The study of Bouvard et al. indicates that FMZ-PET studies may reveal variable findings in patients with medial temporal lobe epilepsy. The test–retest variation in the FMZ-PET occurred in all three patients with medial temporal lobe epilepsy without MRI-identified hippocampal atrophy. The duration of the interictal period before the FMZ-PET study correlated with the decrease in BZD binding, suggesting that a potential mechanism for this alteration may be partial-seizure activity. In patients with a normal MRI, the FMZ-PET study should be performed in proximity to a clinical seizure to reveal a localized imaging alteration reflecting a BZD-receptor–binding abnormality. The functional neuroimaging may lateralize reliably the epileptic temporal lobe in these patients.
In approximately one third of potential candidates with intractable epilepsy, the preoperative MRI study does not reveal a pathologic substrate underlying the epileptogenic zone (3,5,6). In patients with a normal MRI, the FMZ-PET may indicate the site of seizure onset and alter the surgical management of the individual's seizure disorder.

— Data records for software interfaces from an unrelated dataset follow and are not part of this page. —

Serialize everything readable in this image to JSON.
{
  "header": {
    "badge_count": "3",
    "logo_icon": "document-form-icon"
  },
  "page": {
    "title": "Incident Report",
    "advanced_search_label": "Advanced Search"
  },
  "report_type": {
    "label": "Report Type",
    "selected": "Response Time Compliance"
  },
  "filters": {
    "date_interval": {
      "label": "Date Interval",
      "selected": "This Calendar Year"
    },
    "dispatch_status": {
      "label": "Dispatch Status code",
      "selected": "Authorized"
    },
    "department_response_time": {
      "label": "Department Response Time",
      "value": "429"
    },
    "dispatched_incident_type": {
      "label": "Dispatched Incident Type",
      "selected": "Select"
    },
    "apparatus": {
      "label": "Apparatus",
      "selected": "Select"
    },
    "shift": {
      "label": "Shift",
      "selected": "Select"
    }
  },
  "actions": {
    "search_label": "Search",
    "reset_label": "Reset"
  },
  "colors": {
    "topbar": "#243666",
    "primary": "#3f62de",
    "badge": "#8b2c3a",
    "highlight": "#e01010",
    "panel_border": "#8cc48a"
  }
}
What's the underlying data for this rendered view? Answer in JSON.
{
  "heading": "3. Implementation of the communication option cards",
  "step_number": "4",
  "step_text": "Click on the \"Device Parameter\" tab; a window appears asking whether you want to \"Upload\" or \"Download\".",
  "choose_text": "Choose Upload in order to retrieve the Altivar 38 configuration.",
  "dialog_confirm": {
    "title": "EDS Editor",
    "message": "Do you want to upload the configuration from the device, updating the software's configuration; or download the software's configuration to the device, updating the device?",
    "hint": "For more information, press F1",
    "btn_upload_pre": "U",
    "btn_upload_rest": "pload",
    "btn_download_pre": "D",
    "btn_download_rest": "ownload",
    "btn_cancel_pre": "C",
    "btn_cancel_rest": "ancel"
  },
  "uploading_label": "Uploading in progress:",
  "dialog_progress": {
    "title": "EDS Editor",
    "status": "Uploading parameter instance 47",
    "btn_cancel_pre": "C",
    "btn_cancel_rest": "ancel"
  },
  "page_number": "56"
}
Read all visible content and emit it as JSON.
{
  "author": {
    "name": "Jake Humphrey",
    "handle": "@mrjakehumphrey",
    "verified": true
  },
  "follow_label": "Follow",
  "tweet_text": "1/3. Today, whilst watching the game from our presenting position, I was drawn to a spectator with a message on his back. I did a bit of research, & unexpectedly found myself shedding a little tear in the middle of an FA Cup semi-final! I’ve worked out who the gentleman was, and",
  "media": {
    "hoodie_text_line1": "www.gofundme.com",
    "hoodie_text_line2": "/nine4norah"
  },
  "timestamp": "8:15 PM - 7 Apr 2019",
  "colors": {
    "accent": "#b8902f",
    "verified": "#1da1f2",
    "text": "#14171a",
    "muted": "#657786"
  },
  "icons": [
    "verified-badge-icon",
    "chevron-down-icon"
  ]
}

The potential applications of these studies in patients with nonlocalizing, scalp-recorded ictal EEG findings and no obvious pathologic substrate include the placement of intracranial EEG electrodes and tailoring of the focal cortical resection. Excision of the principal FMZ-PET abnormality may correlate with a seizure-free outcome. Patients with multilobar FMZ-PET abnormalities may represent unfavorable operative candidates, either because of widely distributed multifocal epileptogenic zones or of possible secondary epileptogenesis. The study of Bouvard et al. indicates that abnormalities of BZD-receptor binding may reflect “short-term plasticity” and are intimately associated with seizure activity. Potentially, a transient decrease in BZD receptors may have occurred after seizures.